§ Saved data entries
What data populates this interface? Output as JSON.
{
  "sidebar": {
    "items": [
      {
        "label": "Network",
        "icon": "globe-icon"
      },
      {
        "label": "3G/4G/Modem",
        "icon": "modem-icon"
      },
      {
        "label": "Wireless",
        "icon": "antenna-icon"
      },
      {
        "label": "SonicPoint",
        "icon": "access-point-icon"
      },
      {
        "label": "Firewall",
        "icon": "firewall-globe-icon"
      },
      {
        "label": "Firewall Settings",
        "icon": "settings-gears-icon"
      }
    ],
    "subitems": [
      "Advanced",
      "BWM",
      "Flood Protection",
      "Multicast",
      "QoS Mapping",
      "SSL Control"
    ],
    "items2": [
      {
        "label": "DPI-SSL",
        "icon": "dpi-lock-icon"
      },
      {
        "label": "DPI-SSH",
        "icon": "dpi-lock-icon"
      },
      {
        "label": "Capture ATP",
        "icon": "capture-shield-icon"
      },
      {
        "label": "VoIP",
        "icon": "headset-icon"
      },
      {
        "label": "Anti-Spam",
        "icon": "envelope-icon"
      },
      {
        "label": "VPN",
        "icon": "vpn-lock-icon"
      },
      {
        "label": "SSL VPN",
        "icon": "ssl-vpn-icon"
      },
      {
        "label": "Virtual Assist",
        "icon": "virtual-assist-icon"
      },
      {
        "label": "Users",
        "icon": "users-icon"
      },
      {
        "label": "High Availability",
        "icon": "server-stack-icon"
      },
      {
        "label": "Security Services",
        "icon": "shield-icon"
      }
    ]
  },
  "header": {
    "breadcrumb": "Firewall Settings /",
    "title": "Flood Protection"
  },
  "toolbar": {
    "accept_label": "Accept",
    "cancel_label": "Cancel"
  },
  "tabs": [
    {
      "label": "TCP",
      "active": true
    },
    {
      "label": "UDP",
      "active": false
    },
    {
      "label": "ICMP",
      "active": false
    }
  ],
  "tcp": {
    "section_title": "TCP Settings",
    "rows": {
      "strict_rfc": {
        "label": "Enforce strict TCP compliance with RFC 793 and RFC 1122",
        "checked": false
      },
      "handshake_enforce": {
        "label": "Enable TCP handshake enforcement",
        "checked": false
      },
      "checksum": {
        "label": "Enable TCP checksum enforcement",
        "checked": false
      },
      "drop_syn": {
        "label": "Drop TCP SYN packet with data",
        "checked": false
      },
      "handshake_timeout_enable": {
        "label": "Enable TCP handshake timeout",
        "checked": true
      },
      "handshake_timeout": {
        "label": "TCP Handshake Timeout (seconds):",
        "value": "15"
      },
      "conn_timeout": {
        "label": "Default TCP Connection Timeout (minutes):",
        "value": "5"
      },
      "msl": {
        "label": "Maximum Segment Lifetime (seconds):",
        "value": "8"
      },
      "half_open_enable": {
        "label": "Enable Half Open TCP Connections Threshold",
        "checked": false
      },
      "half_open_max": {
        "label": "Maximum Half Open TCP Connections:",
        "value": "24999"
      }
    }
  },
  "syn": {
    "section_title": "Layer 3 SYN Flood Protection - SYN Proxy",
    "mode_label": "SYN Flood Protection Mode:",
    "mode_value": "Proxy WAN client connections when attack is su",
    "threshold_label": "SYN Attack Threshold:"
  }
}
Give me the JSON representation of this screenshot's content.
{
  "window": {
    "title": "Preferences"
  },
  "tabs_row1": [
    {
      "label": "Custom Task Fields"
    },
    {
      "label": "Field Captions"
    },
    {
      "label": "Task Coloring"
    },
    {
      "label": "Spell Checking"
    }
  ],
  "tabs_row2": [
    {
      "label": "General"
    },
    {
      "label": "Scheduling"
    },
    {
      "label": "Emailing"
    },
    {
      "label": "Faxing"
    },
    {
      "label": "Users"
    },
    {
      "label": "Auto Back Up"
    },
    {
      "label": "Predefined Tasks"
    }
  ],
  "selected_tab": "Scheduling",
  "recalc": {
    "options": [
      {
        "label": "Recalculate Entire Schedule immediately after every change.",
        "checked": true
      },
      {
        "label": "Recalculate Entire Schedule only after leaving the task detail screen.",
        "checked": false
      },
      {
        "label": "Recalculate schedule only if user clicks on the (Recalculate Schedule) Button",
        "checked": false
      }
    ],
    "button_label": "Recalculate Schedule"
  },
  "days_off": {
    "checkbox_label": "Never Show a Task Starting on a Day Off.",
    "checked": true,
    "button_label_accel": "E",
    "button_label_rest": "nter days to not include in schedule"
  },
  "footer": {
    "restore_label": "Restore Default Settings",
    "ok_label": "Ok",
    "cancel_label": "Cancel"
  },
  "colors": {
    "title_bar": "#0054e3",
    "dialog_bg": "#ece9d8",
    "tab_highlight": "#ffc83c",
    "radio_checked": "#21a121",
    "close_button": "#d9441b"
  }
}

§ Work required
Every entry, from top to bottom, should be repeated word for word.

§ Reply to the exercise
What data populates this interface? Output as JSON.
{
  "sidebar": {
    "items": [
      {
        "label": "Network",
        "icon": "globe-icon"
      },
      {
        "label": "3G/4G/Modem",
        "icon": "modem-icon"
      },
      {
        "label": "Wireless",
        "icon": "antenna-icon"
      },
      {
        "label": "SonicPoint",
        "icon": "access-point-icon"
      },
      {
        "label": "Firewall",
        "icon": "firewall-globe-icon"
      },
      {
        "label": "Firewall Settings",
        "icon": "settings-gears-icon"
      }
    ],
    "subitems": [
      "Advanced",
      "BWM",
      "Flood Protection",
      "Multicast",
      "QoS Mapping",
      "SSL Control"
    ],
    "items2": [
      {
        "label": "DPI-SSL",
        "icon": "dpi-lock-icon"
      },
      {
        "label": "DPI-SSH",
        "icon": "dpi-lock-icon"
      },
      {
        "label": "Capture ATP",
        "icon": "capture-shield-icon"
      },
      {
        "label": "VoIP",
        "icon": "headset-icon"
      },
      {
        "label": "Anti-Spam",
        "icon": "envelope-icon"
      },
      {
        "label": "VPN",
        "icon": "vpn-lock-icon"
      },
      {
        "label": "SSL VPN",
        "icon": "ssl-vpn-icon"
      },
      {
        "label": "Virtual Assist",
        "icon": "virtual-assist-icon"
      },
      {
        "label": "Users",
        "icon": "users-icon"
      },
      {
        "label": "High Availability",
        "icon": "server-stack-icon"
      },
      {
        "label": "Security Services",
        "icon": "shield-icon"
      }
    ]
  },
  "header": {
    "breadcrumb": "Firewall Settings /",
    "title": "Flood Protection"
  },
  "toolbar": {
    "accept_label": "Accept",
    "cancel_label": "Cancel"
  },
  "tabs": [
    {
      "label": "TCP",
      "active": true
    },
    {
      "label": "UDP",
      "active": false
    },
    {
      "label": "ICMP",
      "active": false
    }
  ],
  "tcp": {
    "section_title": "TCP Settings",
    "rows": {
      "strict_rfc": {
        "label": "Enforce strict TCP compliance with RFC 793 and RFC 1122",
        "checked": false
      },
      "handshake_enforce": {
        "label": "Enable TCP handshake enforcement",
        "checked": false
      },
      "checksum": {
        "label": "Enable TCP checksum enforcement",
        "checked": false
      },
      "drop_syn": {
        "label": "Drop TCP SYN packet with data",
        "checked": false
      },
      "handshake_timeout_enable": {
        "label": "Enable TCP handshake timeout",
        "checked": true
      },
      "handshake_timeout": {
        "label": "TCP Handshake Timeout (seconds):",
        "value": "15"
      },
      "conn_timeout": {
        "label": "Default TCP Connection Timeout (minutes):",
        "value": "5"
      },
      "msl": {
        "label": "Maximum Segment Lifetime (seconds):",
        "value": "8"
      },
      "half_open_enable": {
        "label": "Enable Half Open TCP Connections Threshold",
        "checked": false
      },
      "half_open_max": {
        "label": "Maximum Half Open TCP Connections:",
        "value": "24999"
      }
    }
  },
  "syn": {
    "section_title": "Layer 3 SYN Flood Protection - SYN Proxy",
    "mode_label": "SYN Flood Protection Mode:",
    "mode_value": "Proxy WAN client connections when attack is su",
    "threshold_label": "SYN Attack Threshold:"
  }
}
Give me the JSON representation of this screenshot's content.
{
  "window": {
    "title": "Preferences"
  },
  "tabs_row1": [
    {
      "label": "Custom Task Fields"
    },
    {
      "label": "Field Captions"
    },
    {
      "label": "Task Coloring"
    },
    {
      "label": "Spell Checking"
    }
  ],
  "tabs_row2": [
    {
      "label": "General"
    },
    {
      "label": "Scheduling"
    },
    {
      "label": "Emailing"
    },
    {
      "label": "Faxing"
    },
    {
      "label": "Users"
    },
    {
      "label": "Auto Back Up"
    },
    {
      "label": "Predefined Tasks"
    }
  ],
  "selected_tab": "Scheduling",
  "recalc": {
    "options": [
      {
        "label": "Recalculate Entire Schedule immediately after every change.",
        "checked": true
      },
      {
        "label": "Recalculate Entire Schedule only after leaving the task detail screen.",
        "checked": false
      },
      {
        "label": "Recalculate schedule only if user clicks on the (Recalculate Schedule) Button",
        "checked": false
      }
    ],
    "button_label": "Recalculate Schedule"
  },
  "days_off": {
    "checkbox_label": "Never Show a Task Starting on a Day Off.",
    "checked": true,
    "button_label_accel": "E",
    "button_label_rest": "nter days to not include in schedule"
  },
  "footer": {
    "restore_label": "Restore Default Settings",
    "ok_label": "Ok",
    "cancel_label": "Cancel"
  },
  "colors": {
    "title_bar": "#0054e3",
    "dialog_bg": "#ece9d8",
    "tab_highlight": "#ffc83c",
    "radio_checked": "#21a121",
    "close_button": "#d9441b"
  }
}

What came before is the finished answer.